▶ [EXERCISE MATERIALS]
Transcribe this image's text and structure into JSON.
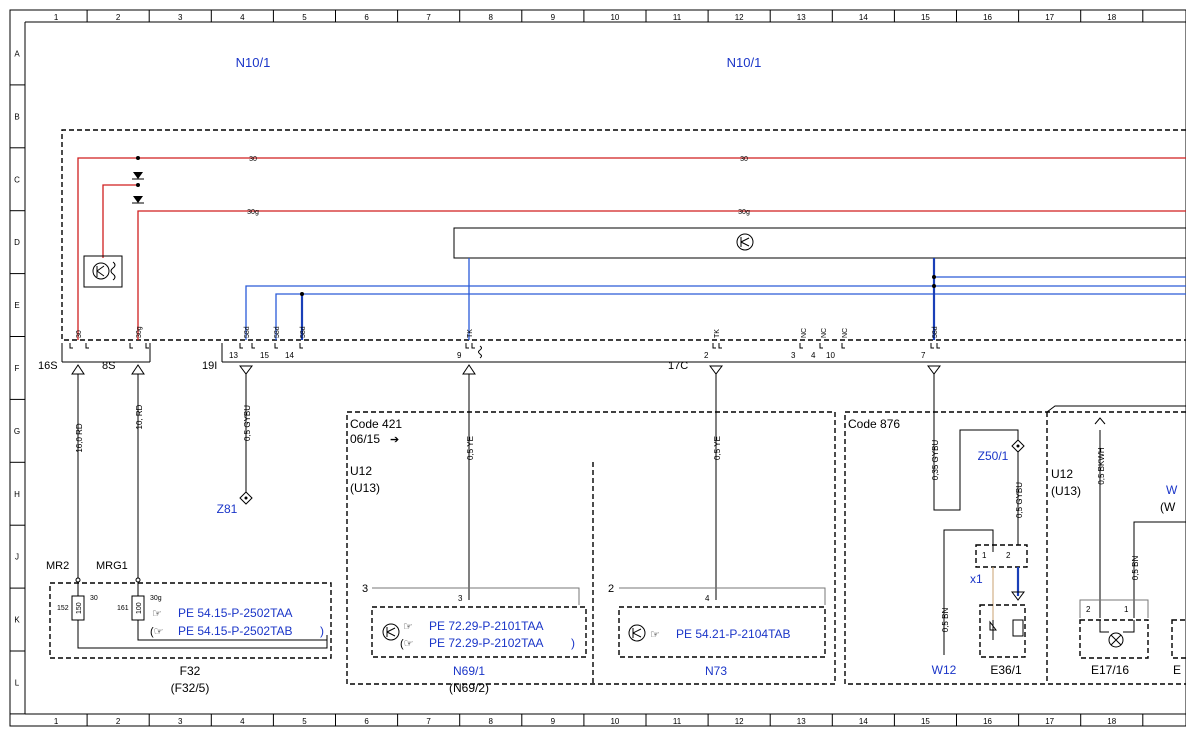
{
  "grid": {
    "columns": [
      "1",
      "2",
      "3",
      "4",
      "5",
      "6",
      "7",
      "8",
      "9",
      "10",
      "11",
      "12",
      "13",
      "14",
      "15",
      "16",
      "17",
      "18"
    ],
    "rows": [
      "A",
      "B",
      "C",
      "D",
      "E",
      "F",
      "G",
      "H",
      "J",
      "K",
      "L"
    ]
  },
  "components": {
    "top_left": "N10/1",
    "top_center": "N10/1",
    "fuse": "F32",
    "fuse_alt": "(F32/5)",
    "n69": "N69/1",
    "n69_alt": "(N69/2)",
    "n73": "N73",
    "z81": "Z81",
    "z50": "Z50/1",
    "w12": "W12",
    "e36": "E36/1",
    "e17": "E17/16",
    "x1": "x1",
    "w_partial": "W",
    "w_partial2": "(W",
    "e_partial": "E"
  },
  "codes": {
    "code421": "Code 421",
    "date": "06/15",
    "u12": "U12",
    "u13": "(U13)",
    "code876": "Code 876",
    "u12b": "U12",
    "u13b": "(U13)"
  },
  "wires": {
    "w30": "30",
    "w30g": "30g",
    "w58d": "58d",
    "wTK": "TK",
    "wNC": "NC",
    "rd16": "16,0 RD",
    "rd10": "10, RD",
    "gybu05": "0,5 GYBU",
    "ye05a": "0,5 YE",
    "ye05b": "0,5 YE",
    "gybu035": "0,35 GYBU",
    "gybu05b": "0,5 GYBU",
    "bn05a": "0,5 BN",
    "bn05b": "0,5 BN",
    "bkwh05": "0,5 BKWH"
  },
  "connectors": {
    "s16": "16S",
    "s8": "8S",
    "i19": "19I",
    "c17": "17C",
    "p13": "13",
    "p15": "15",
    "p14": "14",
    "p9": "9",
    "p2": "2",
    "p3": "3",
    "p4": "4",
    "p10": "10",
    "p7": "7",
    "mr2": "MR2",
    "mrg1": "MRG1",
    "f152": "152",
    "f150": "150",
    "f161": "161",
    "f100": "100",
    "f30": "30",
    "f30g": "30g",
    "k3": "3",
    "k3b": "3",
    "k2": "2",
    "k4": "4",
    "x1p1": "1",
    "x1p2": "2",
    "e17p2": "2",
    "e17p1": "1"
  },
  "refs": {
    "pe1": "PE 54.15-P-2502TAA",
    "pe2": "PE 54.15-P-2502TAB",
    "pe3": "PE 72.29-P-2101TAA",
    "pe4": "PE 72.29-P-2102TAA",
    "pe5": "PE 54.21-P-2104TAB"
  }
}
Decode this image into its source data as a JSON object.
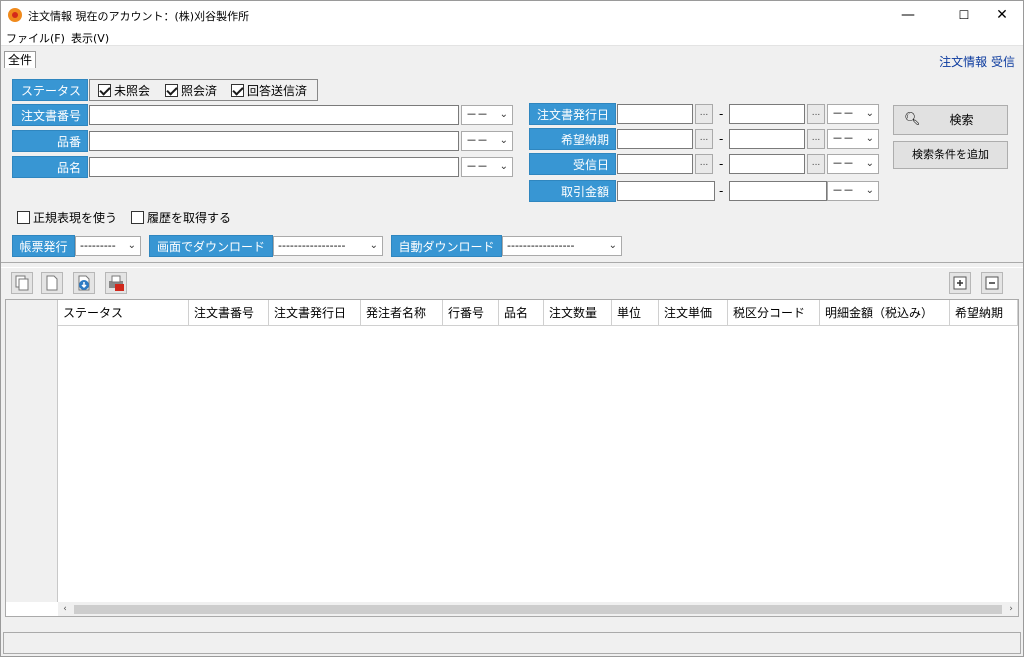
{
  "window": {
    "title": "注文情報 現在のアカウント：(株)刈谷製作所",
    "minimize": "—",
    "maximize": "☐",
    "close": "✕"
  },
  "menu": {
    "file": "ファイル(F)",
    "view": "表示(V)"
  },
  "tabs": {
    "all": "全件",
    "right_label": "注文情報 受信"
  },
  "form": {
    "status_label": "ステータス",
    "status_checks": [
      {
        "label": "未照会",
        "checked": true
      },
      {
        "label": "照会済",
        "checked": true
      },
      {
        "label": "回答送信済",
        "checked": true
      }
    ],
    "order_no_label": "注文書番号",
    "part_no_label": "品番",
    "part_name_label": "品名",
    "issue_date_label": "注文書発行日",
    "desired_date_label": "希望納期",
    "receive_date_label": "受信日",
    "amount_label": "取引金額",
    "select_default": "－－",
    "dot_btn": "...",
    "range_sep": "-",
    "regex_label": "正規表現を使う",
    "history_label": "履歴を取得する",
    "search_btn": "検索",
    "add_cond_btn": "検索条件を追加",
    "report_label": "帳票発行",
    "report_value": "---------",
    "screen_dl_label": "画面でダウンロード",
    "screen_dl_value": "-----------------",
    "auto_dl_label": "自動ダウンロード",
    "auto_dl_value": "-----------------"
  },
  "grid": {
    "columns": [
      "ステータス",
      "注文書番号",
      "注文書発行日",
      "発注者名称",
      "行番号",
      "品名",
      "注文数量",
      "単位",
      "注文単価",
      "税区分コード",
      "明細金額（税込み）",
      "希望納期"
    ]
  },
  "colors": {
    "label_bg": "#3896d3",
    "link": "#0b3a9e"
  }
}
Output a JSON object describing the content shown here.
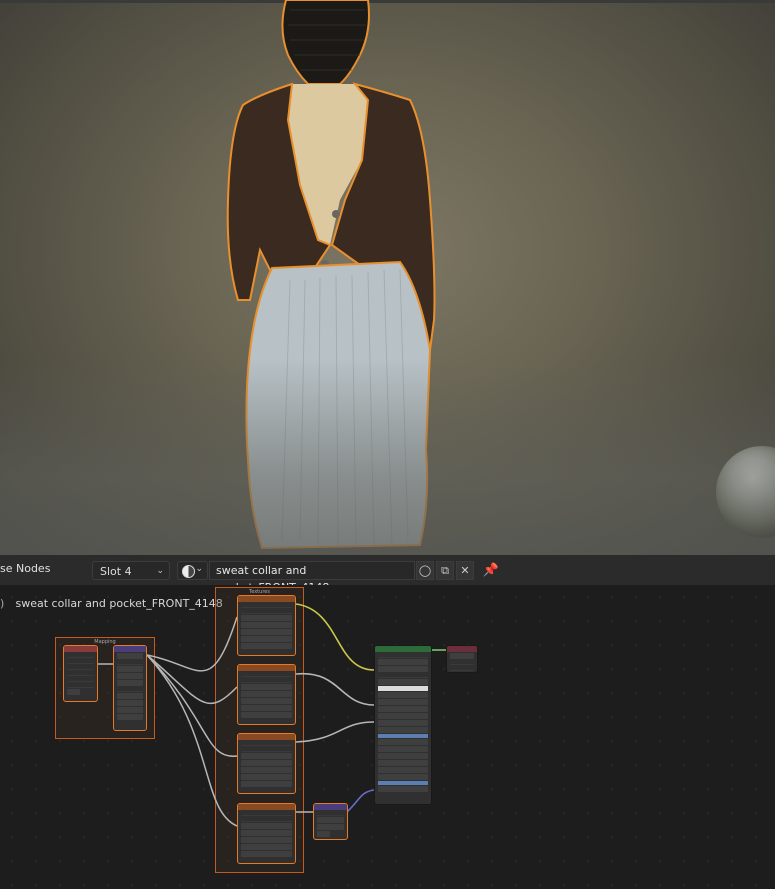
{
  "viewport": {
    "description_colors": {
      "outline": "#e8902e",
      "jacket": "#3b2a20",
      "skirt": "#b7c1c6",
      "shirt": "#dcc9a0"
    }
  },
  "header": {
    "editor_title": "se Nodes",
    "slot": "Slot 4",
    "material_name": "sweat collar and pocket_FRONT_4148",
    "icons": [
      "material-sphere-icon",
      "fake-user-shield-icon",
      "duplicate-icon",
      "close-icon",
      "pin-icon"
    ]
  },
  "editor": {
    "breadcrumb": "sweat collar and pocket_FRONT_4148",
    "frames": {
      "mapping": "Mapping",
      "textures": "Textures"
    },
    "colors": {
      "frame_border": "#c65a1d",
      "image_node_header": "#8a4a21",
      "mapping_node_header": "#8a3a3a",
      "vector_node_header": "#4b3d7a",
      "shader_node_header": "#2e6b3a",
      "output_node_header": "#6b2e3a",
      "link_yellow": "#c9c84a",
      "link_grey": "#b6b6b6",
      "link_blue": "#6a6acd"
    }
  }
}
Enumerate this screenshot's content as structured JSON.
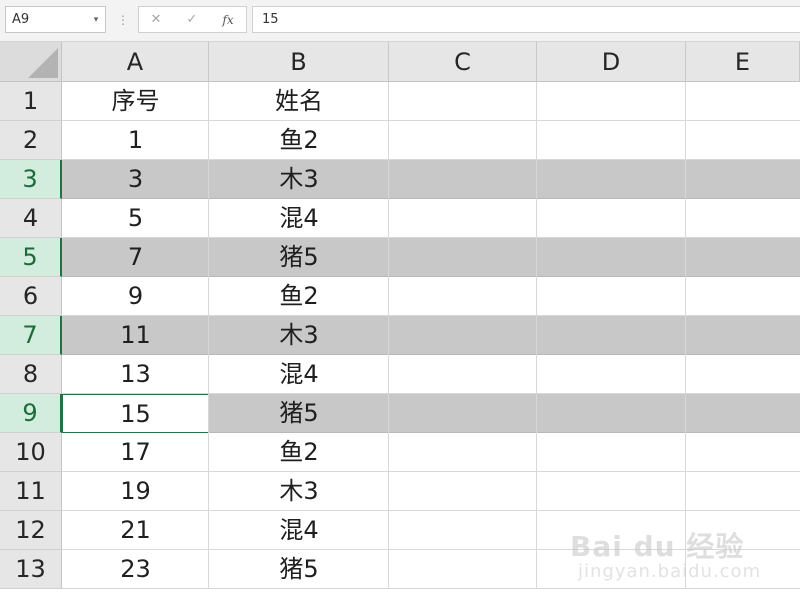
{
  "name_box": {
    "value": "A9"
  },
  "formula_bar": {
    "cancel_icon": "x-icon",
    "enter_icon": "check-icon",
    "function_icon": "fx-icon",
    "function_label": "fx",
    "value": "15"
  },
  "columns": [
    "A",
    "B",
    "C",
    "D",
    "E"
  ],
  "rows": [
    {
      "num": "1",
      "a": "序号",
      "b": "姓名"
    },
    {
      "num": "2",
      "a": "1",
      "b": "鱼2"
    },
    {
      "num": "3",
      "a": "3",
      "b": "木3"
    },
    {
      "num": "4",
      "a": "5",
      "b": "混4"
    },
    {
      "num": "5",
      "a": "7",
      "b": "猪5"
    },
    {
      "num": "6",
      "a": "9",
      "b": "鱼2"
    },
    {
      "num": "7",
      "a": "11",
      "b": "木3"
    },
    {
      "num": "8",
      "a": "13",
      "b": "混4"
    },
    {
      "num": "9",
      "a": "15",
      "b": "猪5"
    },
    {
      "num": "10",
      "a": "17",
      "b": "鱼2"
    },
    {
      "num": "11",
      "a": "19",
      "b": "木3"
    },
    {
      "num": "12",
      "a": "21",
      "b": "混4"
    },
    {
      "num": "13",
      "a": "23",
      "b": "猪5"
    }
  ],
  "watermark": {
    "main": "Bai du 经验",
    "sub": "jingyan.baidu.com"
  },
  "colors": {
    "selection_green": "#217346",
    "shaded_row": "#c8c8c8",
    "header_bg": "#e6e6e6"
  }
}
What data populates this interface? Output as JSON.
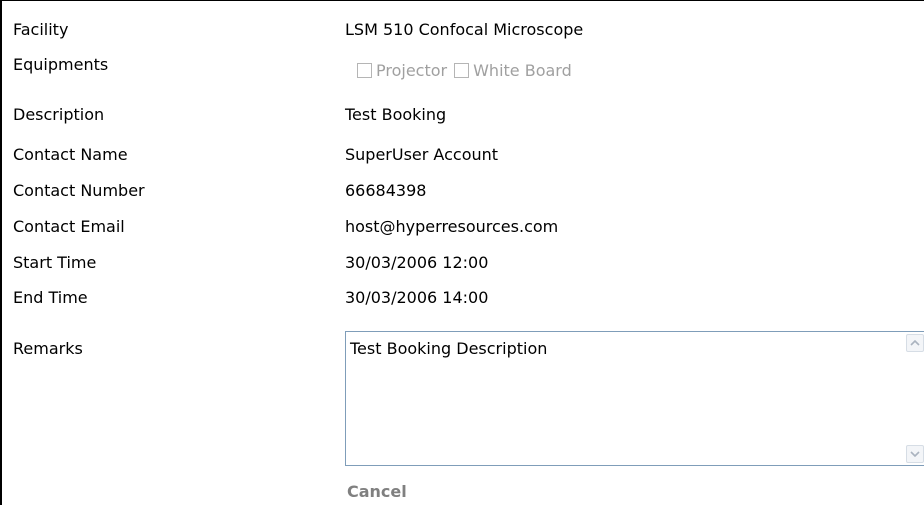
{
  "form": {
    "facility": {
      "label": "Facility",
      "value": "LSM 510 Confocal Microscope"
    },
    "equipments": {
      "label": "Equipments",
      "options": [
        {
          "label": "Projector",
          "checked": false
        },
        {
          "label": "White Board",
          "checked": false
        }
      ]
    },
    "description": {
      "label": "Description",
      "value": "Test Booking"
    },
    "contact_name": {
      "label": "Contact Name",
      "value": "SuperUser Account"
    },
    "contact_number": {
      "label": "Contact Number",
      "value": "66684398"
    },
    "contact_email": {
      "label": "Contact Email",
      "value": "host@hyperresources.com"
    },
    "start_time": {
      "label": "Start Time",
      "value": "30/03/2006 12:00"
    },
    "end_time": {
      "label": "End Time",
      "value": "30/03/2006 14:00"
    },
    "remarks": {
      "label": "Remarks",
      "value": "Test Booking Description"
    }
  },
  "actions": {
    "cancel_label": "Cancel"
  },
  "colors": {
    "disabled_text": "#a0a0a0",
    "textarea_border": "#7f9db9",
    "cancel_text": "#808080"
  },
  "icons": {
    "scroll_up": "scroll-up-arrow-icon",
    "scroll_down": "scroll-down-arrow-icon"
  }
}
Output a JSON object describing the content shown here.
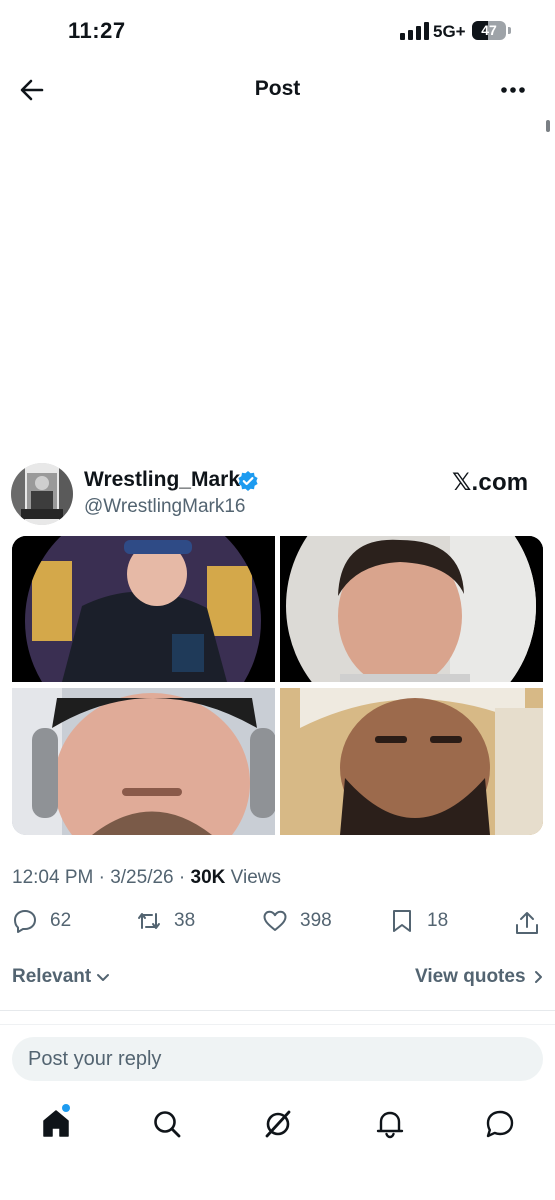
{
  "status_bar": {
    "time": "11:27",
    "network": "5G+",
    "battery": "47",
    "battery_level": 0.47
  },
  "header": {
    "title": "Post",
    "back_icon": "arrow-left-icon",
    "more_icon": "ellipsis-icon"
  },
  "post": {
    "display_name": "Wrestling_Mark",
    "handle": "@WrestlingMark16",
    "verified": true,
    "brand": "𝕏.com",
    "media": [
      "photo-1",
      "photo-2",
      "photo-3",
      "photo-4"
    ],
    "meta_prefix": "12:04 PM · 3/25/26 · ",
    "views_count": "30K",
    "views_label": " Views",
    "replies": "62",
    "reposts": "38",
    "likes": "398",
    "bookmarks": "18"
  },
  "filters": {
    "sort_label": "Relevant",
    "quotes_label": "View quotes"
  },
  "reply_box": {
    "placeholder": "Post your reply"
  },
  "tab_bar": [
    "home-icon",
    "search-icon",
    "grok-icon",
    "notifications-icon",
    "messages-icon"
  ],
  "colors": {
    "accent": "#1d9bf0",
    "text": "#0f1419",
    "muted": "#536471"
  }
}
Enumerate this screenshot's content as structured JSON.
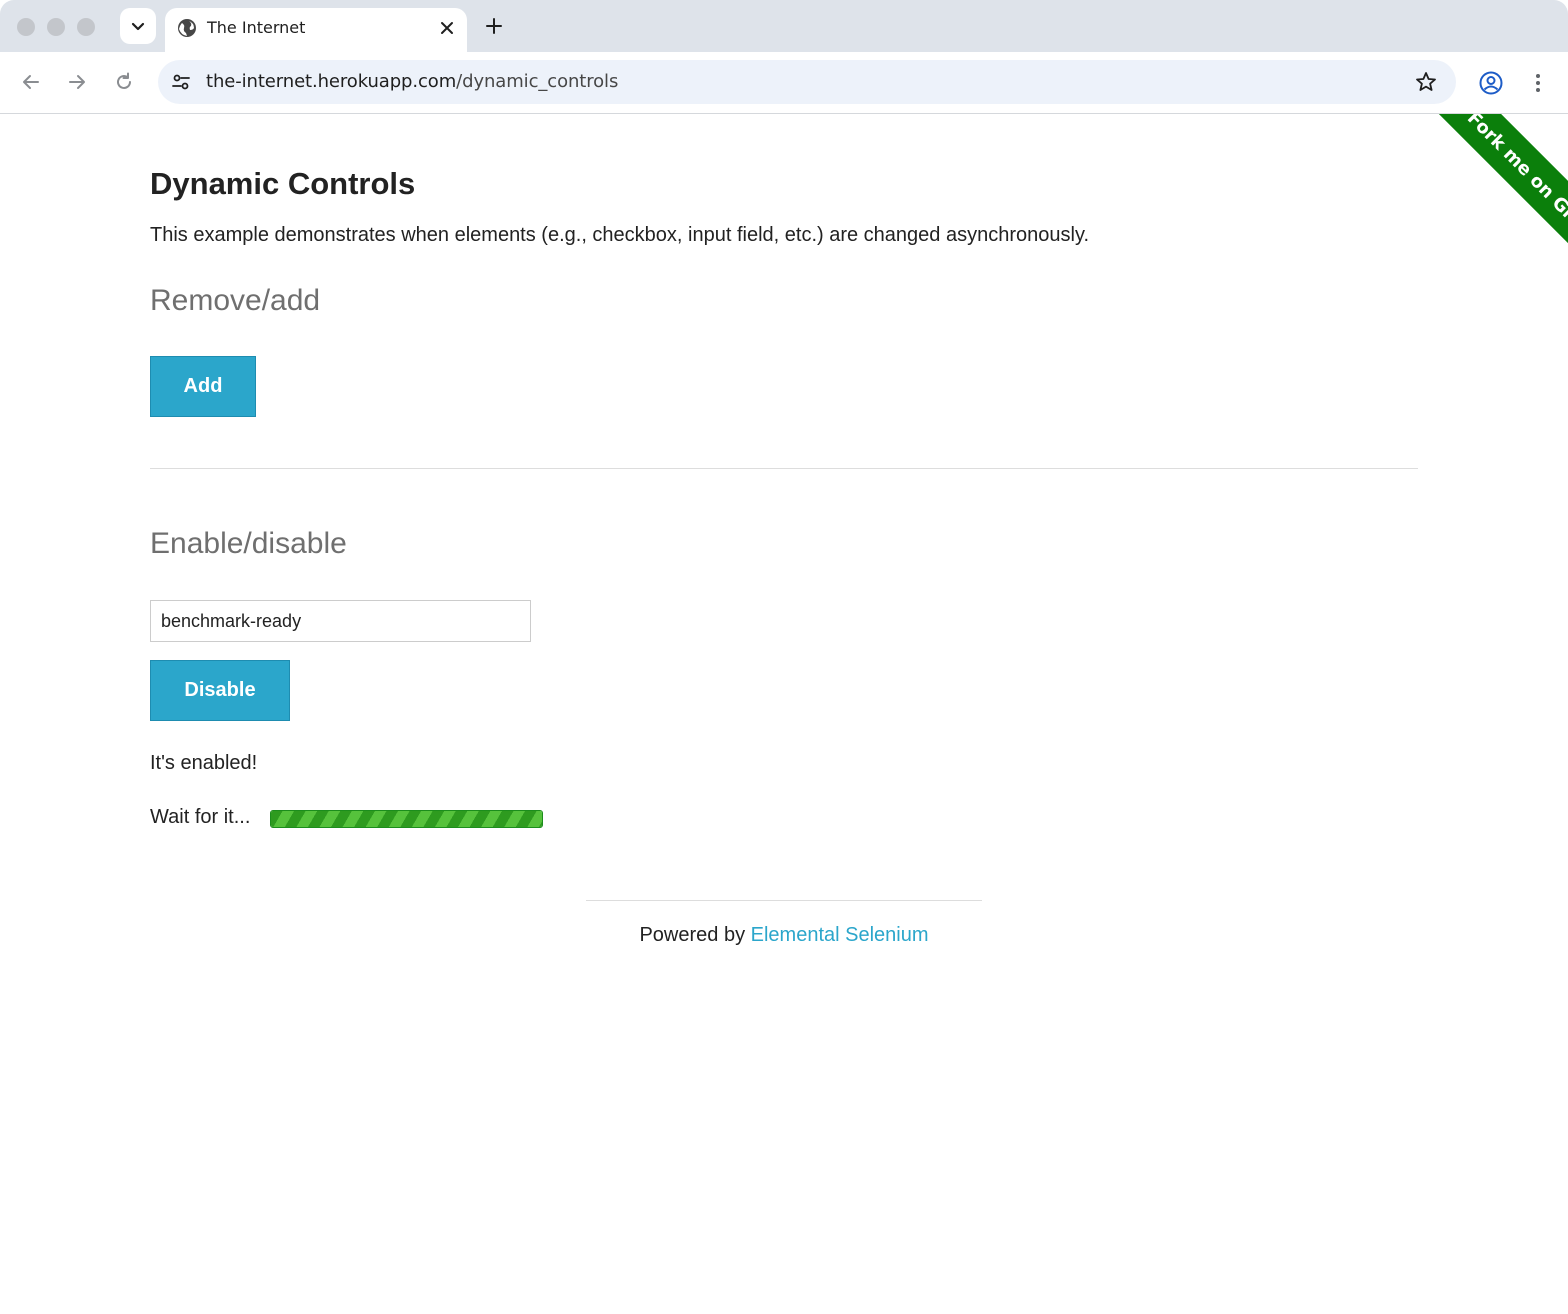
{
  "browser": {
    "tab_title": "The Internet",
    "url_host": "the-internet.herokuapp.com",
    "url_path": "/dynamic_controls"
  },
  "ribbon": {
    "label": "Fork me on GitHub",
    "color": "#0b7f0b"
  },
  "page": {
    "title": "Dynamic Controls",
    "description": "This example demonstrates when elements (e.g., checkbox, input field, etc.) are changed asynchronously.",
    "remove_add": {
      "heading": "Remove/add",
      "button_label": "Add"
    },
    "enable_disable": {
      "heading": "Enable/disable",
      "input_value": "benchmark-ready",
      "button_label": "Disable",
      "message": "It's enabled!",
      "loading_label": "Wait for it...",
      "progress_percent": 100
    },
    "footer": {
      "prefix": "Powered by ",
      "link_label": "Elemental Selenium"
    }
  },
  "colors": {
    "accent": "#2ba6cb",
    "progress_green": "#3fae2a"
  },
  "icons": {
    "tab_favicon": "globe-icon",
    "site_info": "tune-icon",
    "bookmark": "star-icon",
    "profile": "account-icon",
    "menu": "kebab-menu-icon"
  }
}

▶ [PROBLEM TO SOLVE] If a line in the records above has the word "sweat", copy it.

▶ [RESULT FOR THIS TASK]
    "material_name": "sweat collar and pocket_FRONT_4148",
    "breadcrumb": "sweat collar and pocket_FRONT_4148",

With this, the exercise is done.